An oversample of an additional 68 respondents who were raised Catholic and are no longer Catholic to provide additional detail on people who have left the Church. This sample, plus the ex-Catholics from the other two sample groups, provide a total of 494 people raised Catholic who no longer consider themselves part of the Church.
The national sample had slightly more males than females, while according the US Census the US population has 1% more females than males. The results were within the error margin of +/- 3%
In the raised-Catholic oversample, we had significantly more completed responses from females than males. The only filter on the over-sample was a question on whether or not the respondent was raised Catholic. However, it’s possible that there was more willingness to complete a ten minute survey focused on people raised Catholic among women than among men.
Among both those in the original national sample who were raised Catholic (which was a male-heavy group of respondents) and the subsequent oversample, women were 6% more likely to leave the Church than men.
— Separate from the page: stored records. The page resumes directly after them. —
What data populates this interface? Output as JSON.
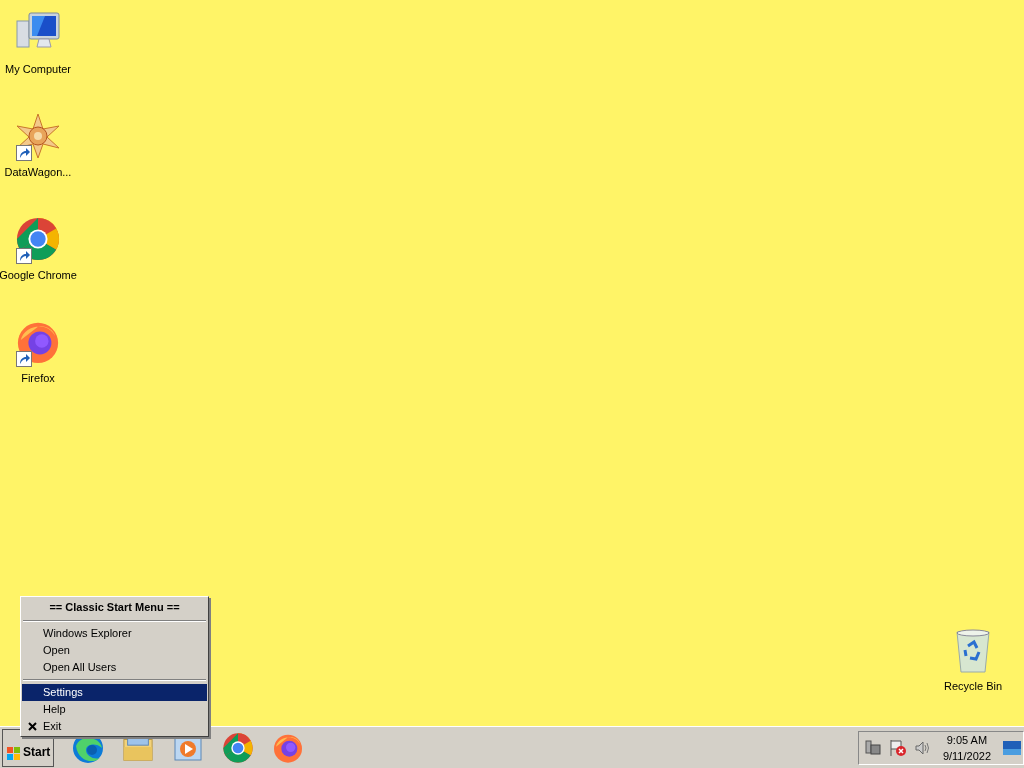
{
  "desktop_icons": [
    {
      "label": "My Computer",
      "kind": "computer",
      "shortcut": false
    },
    {
      "label": "DataWagon...",
      "kind": "star",
      "shortcut": true
    },
    {
      "label": "Google Chrome",
      "kind": "chrome",
      "shortcut": true
    },
    {
      "label": "Firefox",
      "kind": "firefox",
      "shortcut": true
    }
  ],
  "recycle_bin": {
    "label": "Recycle Bin"
  },
  "start_menu": {
    "title": "== Classic Start Menu ==",
    "groups": [
      [
        {
          "label": "Windows Explorer",
          "selected": false,
          "kind": "plain"
        },
        {
          "label": "Open",
          "selected": false,
          "kind": "plain"
        },
        {
          "label": "Open All Users",
          "selected": false,
          "kind": "plain"
        }
      ],
      [
        {
          "label": "Settings",
          "selected": true,
          "kind": "plain"
        },
        {
          "label": "Help",
          "selected": false,
          "kind": "plain"
        },
        {
          "label": "Exit",
          "selected": false,
          "kind": "exit"
        }
      ]
    ]
  },
  "taskbar": {
    "start_label": "Start",
    "apps": [
      {
        "kind": "edge"
      },
      {
        "kind": "folder"
      },
      {
        "kind": "media"
      },
      {
        "kind": "chrome"
      },
      {
        "kind": "firefox"
      }
    ],
    "tray": {
      "time": "9:05 AM",
      "date": "9/11/2022"
    }
  }
}
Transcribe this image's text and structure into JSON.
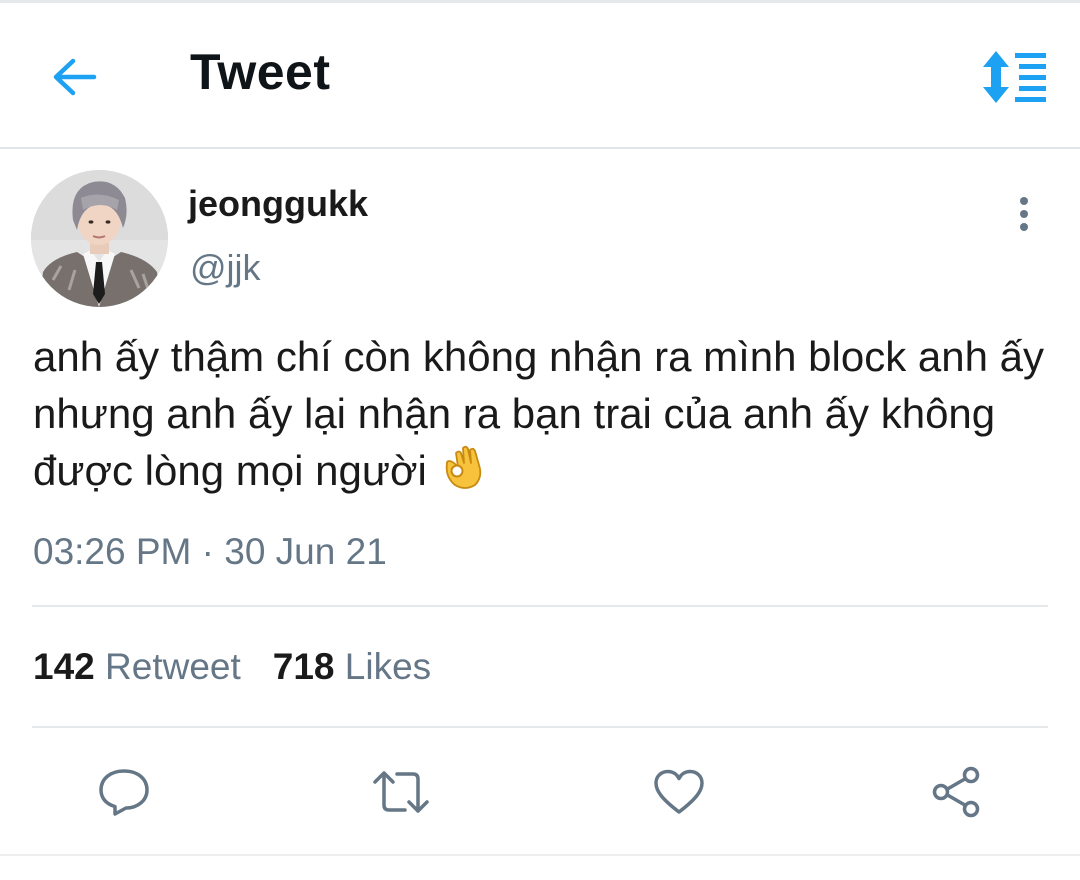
{
  "header": {
    "title": "Tweet",
    "back_icon": "arrow-left-icon",
    "sort_icon": "sort-list-icon",
    "accent_color": "#1da1f2"
  },
  "tweet": {
    "author": {
      "display_name": "jeonggukk",
      "handle": "@jjk"
    },
    "text": "anh ấy thậm chí còn không nhận ra mình block anh ấy nhưng anh ấy lại nhận ra bạn trai của anh ấy không được lòng mọi người",
    "emoji": "ok-hand-emoji",
    "timestamp": "03:26 PM · 30 Jun 21",
    "stats": {
      "retweets_count": "142",
      "retweets_label": "Retweet",
      "likes_count": "718",
      "likes_label": "Likes"
    }
  },
  "actions": [
    {
      "icon": "reply-icon"
    },
    {
      "icon": "retweet-icon"
    },
    {
      "icon": "like-icon"
    },
    {
      "icon": "share-icon"
    }
  ],
  "colors": {
    "text_primary": "#1a1a1a",
    "text_secondary": "#657786",
    "divider": "#e6e9ec",
    "icon_gray": "#657786"
  }
}
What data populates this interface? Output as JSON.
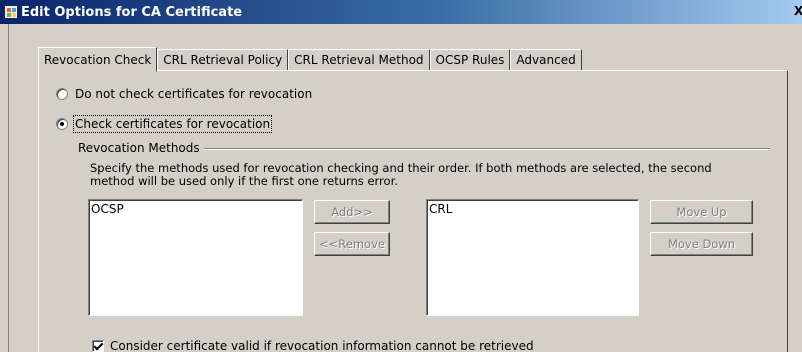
{
  "window": {
    "title": "Edit Options for CA Certificate",
    "close_glyph": "X",
    "icon": "certificate-app-icon"
  },
  "tabs": [
    {
      "label": "Revocation Check",
      "active": true
    },
    {
      "label": "CRL Retrieval Policy",
      "active": false
    },
    {
      "label": "CRL Retrieval Method",
      "active": false
    },
    {
      "label": "OCSP Rules",
      "active": false
    },
    {
      "label": "Advanced",
      "active": false
    }
  ],
  "revocation": {
    "options": [
      {
        "label": "Do not check certificates for revocation",
        "selected": false
      },
      {
        "label": "Check certificates for revocation",
        "selected": true
      }
    ],
    "methods_group": {
      "title": "Revocation Methods",
      "description": "Specify the methods used for revocation checking and their order. If both methods are selected, the second method will be used only if the first one returns error."
    },
    "available_list": [
      "OCSP"
    ],
    "selected_list": [
      "CRL"
    ],
    "buttons": {
      "add": "Add>>",
      "remove": "<<Remove",
      "move_up": "Move Up",
      "move_down": "Move Down"
    },
    "consider_valid": {
      "label": "Consider certificate valid if revocation information cannot be retrieved",
      "checked": true
    }
  }
}
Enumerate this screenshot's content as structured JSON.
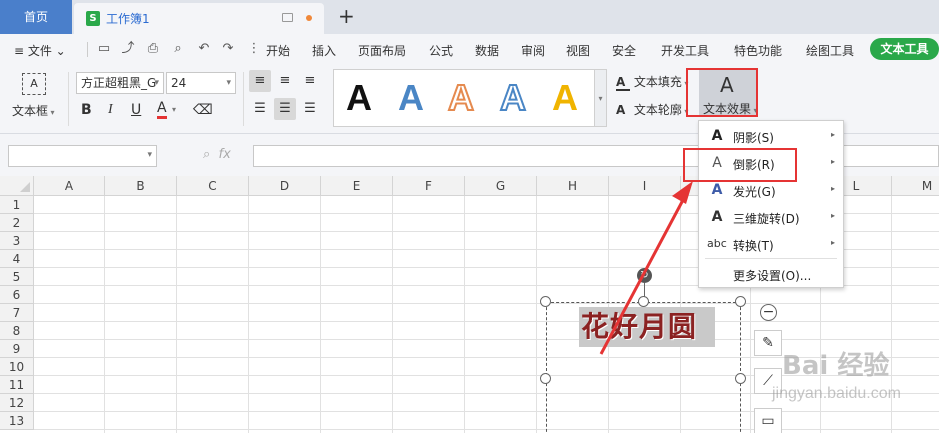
{
  "tabs": {
    "home": "首页",
    "doc": "工作簿1",
    "doc_icon": "S",
    "new_tab": "+"
  },
  "menubar": {
    "file": "≡ 文件 ⌄",
    "items": [
      "开始",
      "插入",
      "页面布局",
      "公式",
      "数据",
      "审阅",
      "视图",
      "安全",
      "开发工具",
      "特色功能",
      "绘图工具"
    ],
    "active": "文本工具"
  },
  "toolbar": {
    "textbox_label": "文本框",
    "font_name": "方正超粗黑_G",
    "font_size": "24",
    "bold": "B",
    "italic": "I",
    "underline": "U",
    "font_color_letter": "A",
    "text_fill": "文本填充",
    "text_outline": "文本轮廓",
    "text_effect": "文本效果",
    "gallery_letter": "A",
    "gallery_colors": [
      "#111111",
      "#4a86c5",
      "#e58a4f",
      "#4a86c5",
      "#f0b400"
    ]
  },
  "formula": {
    "fx": "fx"
  },
  "grid": {
    "columns": [
      "A",
      "B",
      "C",
      "D",
      "E",
      "F",
      "G",
      "H",
      "I",
      "J",
      "K",
      "L",
      "M"
    ],
    "rows": [
      "1",
      "2",
      "3",
      "4",
      "5",
      "6",
      "7",
      "8",
      "9",
      "10",
      "11",
      "12",
      "13"
    ]
  },
  "textbox": {
    "content": "花好月圆"
  },
  "dropdown": {
    "items": [
      {
        "label": "阴影(S)",
        "icon": "A"
      },
      {
        "label": "倒影(R)",
        "icon": "A"
      },
      {
        "label": "发光(G)",
        "icon": "A"
      },
      {
        "label": "三维旋转(D)",
        "icon": "A"
      },
      {
        "label": "转换(T)",
        "icon": "abc"
      }
    ],
    "more": "更多设置(O)..."
  },
  "watermark": {
    "logo": "Bai 经验",
    "url": "jingyan.baidu.com"
  },
  "colors": {
    "accent_green": "#2aa84a",
    "home_tab": "#4a7fcb",
    "highlight_red": "#e53434",
    "wordart_text": "#8b2222"
  }
}
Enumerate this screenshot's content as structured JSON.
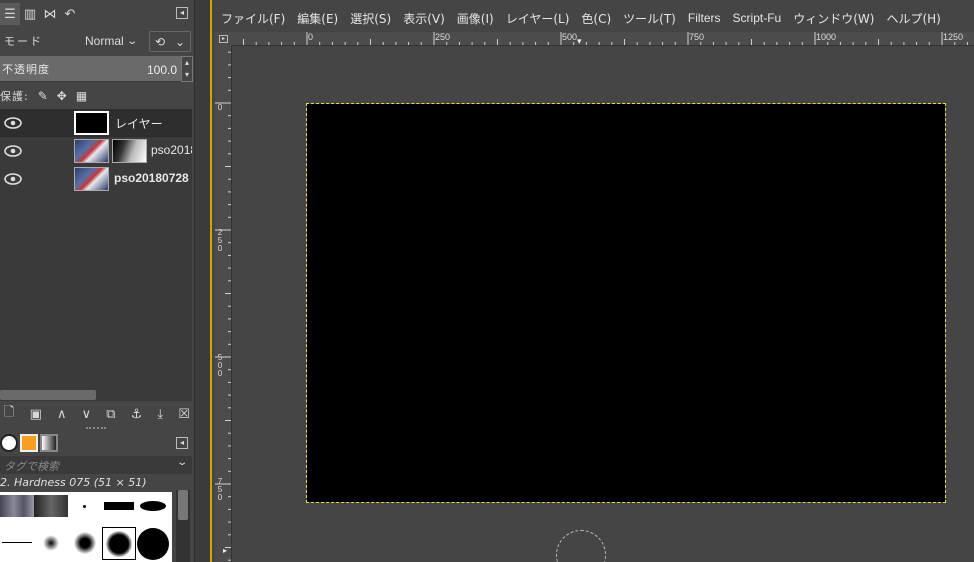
{
  "dock": {
    "mode_label": "モード",
    "mode_value": "Normal",
    "opacity_label": "不透明度",
    "opacity_value": "100.0",
    "lock_label": "保護:",
    "layers": [
      {
        "name": "レイヤー",
        "thumb": "black",
        "mask": false,
        "selected": true
      },
      {
        "name": "pso2018",
        "thumb": "photo",
        "mask": true,
        "selected": false
      },
      {
        "name": "pso20180728",
        "thumb": "photo",
        "mask": false,
        "selected": false
      }
    ],
    "tag_search_placeholder": "タグで検索",
    "brush_name": "2. Hardness 075 (51 × 51)"
  },
  "menubar": {
    "items": [
      "ファイル(F)",
      "編集(E)",
      "選択(S)",
      "表示(V)",
      "画像(I)",
      "レイヤー(L)",
      "色(C)",
      "ツール(T)",
      "Filters",
      "Script-Fu",
      "ウィンドウ(W)",
      "ヘルプ(H)"
    ]
  },
  "ruler": {
    "h_labels": [
      "0",
      "250",
      "500",
      "750",
      "1000",
      "1250"
    ],
    "v_labels": [
      "0",
      "250",
      "500",
      "750"
    ]
  },
  "icons": {
    "tabs": [
      "layers-icon",
      "channels-icon",
      "paths-icon",
      "undo-history-icon"
    ],
    "lock": [
      "lock-pixels-icon",
      "lock-position-icon",
      "lock-alpha-icon"
    ],
    "layer_actions": [
      "new-layer-icon",
      "new-layer-group-icon",
      "raise-layer-icon",
      "lower-layer-icon",
      "duplicate-layer-icon",
      "anchor-layer-icon",
      "merge-down-icon",
      "delete-layer-icon"
    ]
  },
  "colors": {
    "accent": "#d8a200",
    "selection": "#e8d850",
    "background": "#454545"
  }
}
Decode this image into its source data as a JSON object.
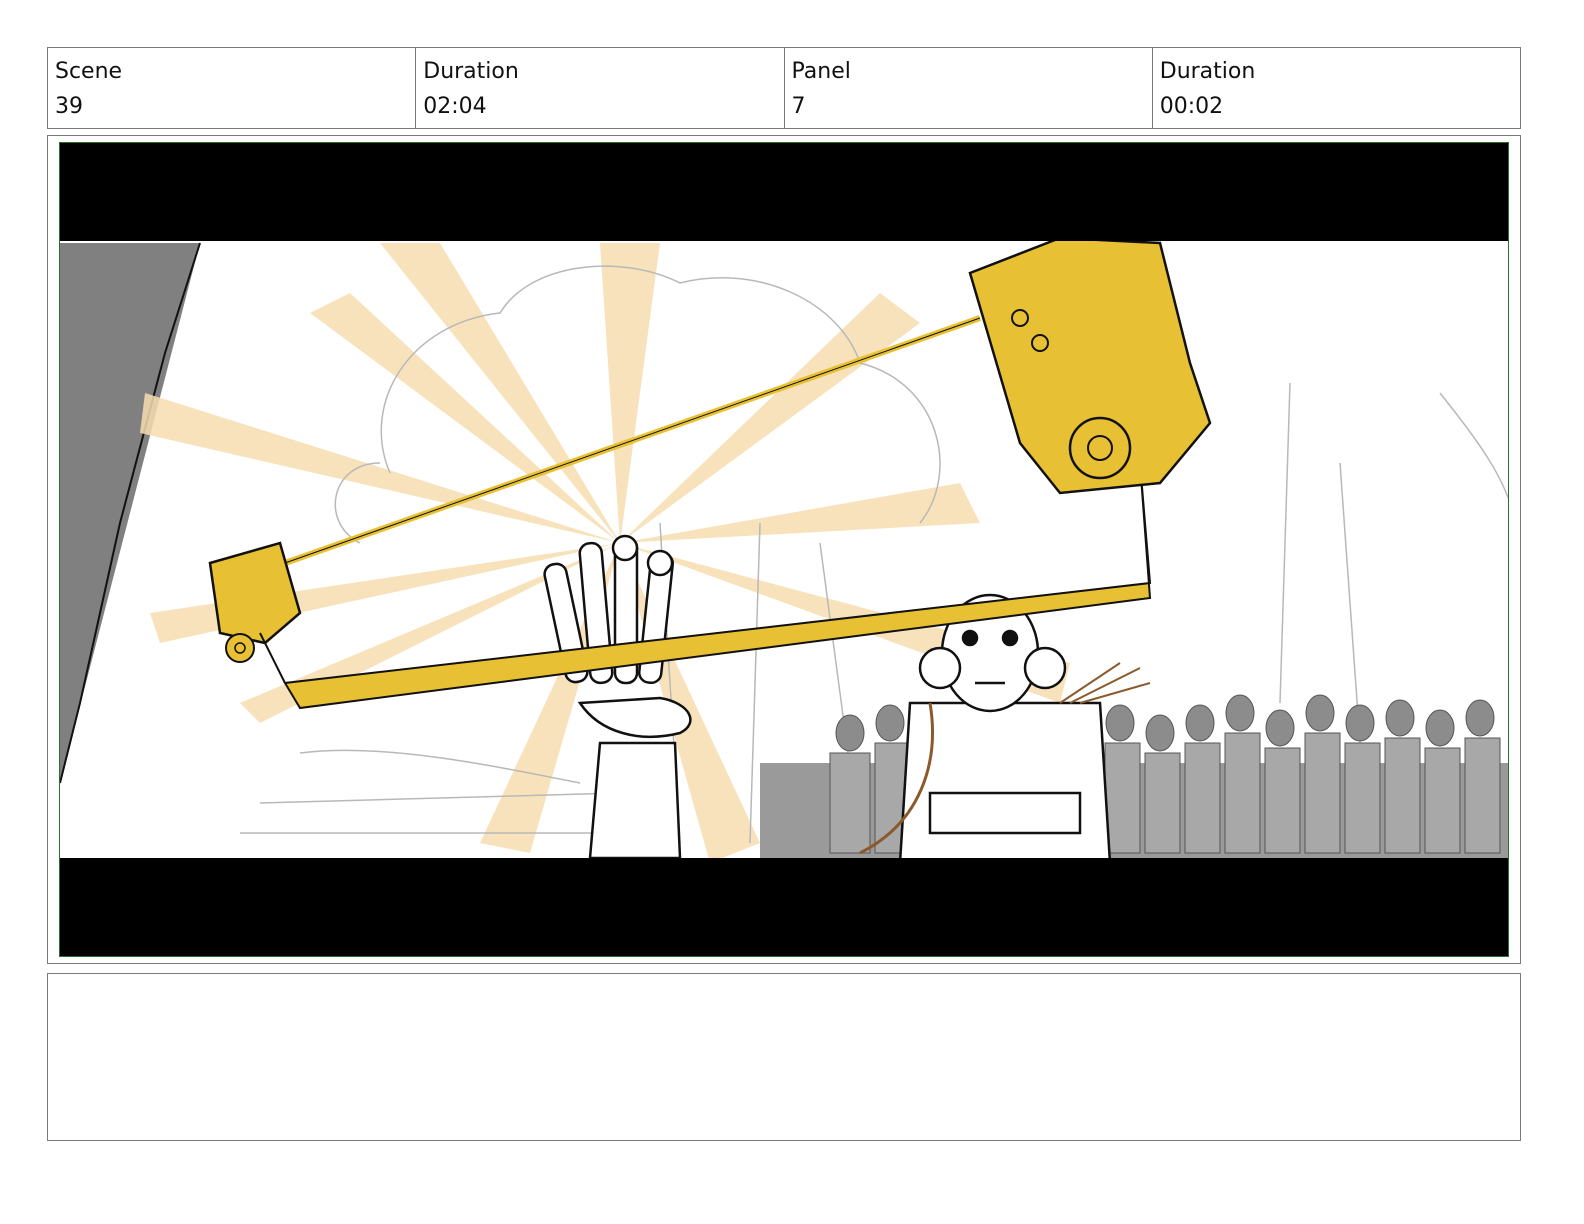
{
  "header": {
    "scene_label": "Scene",
    "scene_value": "39",
    "scene_duration_label": "Duration",
    "scene_duration_value": "02:04",
    "panel_label": "Panel",
    "panel_value": "7",
    "panel_duration_label": "Duration",
    "panel_duration_value": "00:02"
  },
  "panel": {
    "frame_border_color": "#2e6b2e",
    "letterbox_color": "#000000",
    "accent_gold": "#e8c033",
    "ray_color": "#f7ddb0",
    "crowd_gray": "#9a9a9a"
  },
  "notes": {
    "text": ""
  }
}
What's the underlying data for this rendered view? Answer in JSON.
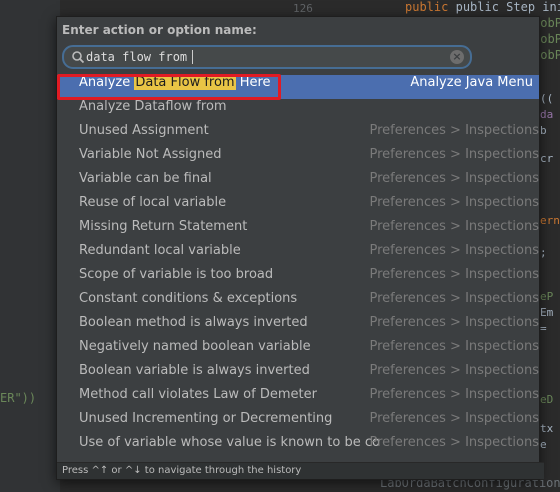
{
  "editor": {
    "line_number": "126",
    "code_top": [
      "public Step initStep(",
      "Value(\"#{jobP",
      "Value(\"#{jobP",
      "Value(\"#{jobP"
    ],
    "code_left": "ER\"))",
    "right_fragments": [
      "((",
      "da",
      "b",
      "cr",
      "ern",
      ";",
      "eP",
      "Em",
      "=",
      "eD",
      "tx",
      "e"
    ],
    "code_bottom": "LabOrdaBatchConfiguration"
  },
  "popup": {
    "title": "Enter action or option name:",
    "search_value": "data flow from",
    "clear_label": "×",
    "footer": "Press ^↑ or ^↓ to navigate through the history",
    "selected": {
      "label_before": "Analyze ",
      "label_highlight": "Data Flow from",
      "label_after": " Here",
      "group": "Analyze Java Menu"
    },
    "items": [
      {
        "label": "Analyze Dataflow from",
        "group": ""
      },
      {
        "label": "Unused Assignment",
        "group": "Preferences > Inspections"
      },
      {
        "label": "Variable Not Assigned",
        "group": "Preferences > Inspections"
      },
      {
        "label": "Variable can be final",
        "group": "Preferences > Inspections"
      },
      {
        "label": "Reuse of local variable",
        "group": "Preferences > Inspections"
      },
      {
        "label": "Missing Return Statement",
        "group": "Preferences > Inspections"
      },
      {
        "label": "Redundant local variable",
        "group": "Preferences > Inspections"
      },
      {
        "label": "Scope of variable is too broad",
        "group": "Preferences > Inspections"
      },
      {
        "label": "Constant conditions & exceptions",
        "group": "Preferences > Inspections"
      },
      {
        "label": "Boolean method is always inverted",
        "group": "Preferences > Inspections"
      },
      {
        "label": "Negatively named boolean variable",
        "group": "Preferences > Inspections"
      },
      {
        "label": "Boolean variable is always inverted",
        "group": "Preferences > Inspections"
      },
      {
        "label": "Method call violates Law of Demeter",
        "group": "Preferences > Inspections"
      },
      {
        "label": "Unused Incrementing or Decrementing",
        "group": "Preferences > Inspections"
      },
      {
        "label": "Use of variable whose value is known to be co...",
        "group": "Preferences > Inspections"
      }
    ]
  }
}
The fact that the raised-Catholic oversample contained significantly more women than men could suggest that women who were raised in nominally Catholic homes (many of whom no longer consider themselves Catholic) are more likely to list their upbringing as Catholic than men in similar circumstances, or it could suggest that women are more likely to leave the Church than men.
Perhaps unsurprisingly for an online panel, we were lighter on responses from the very youngest and the very oldest groups of adults: those born after 2000 and those born before 1950. Those born in the 1980s were also somewhat over-represented.
There was not any significant difference in age distribution between the national sample and the raised-Catholic oversample, and we segmented a number of key findings by birth decade in order to avoid any bias resulting from the over-representation of people born in the 1980s.
Our question on race and ethnicity allowed respondents to check all which they believed applied, so we compared the results to the US Census findings for race “alone or in combination”. (This also means that the results total to more than 100% since some respondents checked more than one box.)
Our national survey sample slightly overrepresented white and black Americans, and had 6% fewer respondents of Hispanic origin than the US Census. Although within our national sample we saw higher representation of Hispanics among Catholics than in the U.S. population as a whole, the overall survey is somewhat light on Hispanic respondents.
We based our household income question on the 2018 US household income quintiles and the threshold for the top 5% of households. This means that we would expect a representative sample to have 20% of respondents fall into each quintile.
Our results found more respondents than we would have expected in the bottom two quintiles with the top two quintiles and the top 5% somewhat under-represented. This is fairly typical of survey samples, in which it is hard to get responses from the most affluent Americans.
Overall, we believe that our survey sample provides a representative view into the religious beliefs and practices of Americans. Key issues that others should consider when reviewing the results or conducting their own analysis are: the sample is more female, more white, more middle aged, and more low income than the US as a whole.
Of those issues, we believe the one most likely to bias results was age, so we showed many of our key results broken out by birth decade in order to remove the effect of age bias. The next most important issue in terms of analyzing Catholics is the underrepresentation of Hispanics in the overall sample. While we did not find Hispanics to be significantly different from other Catholics in most of our analysis, capturing more responses from Hispanics would be desirable in future survey work.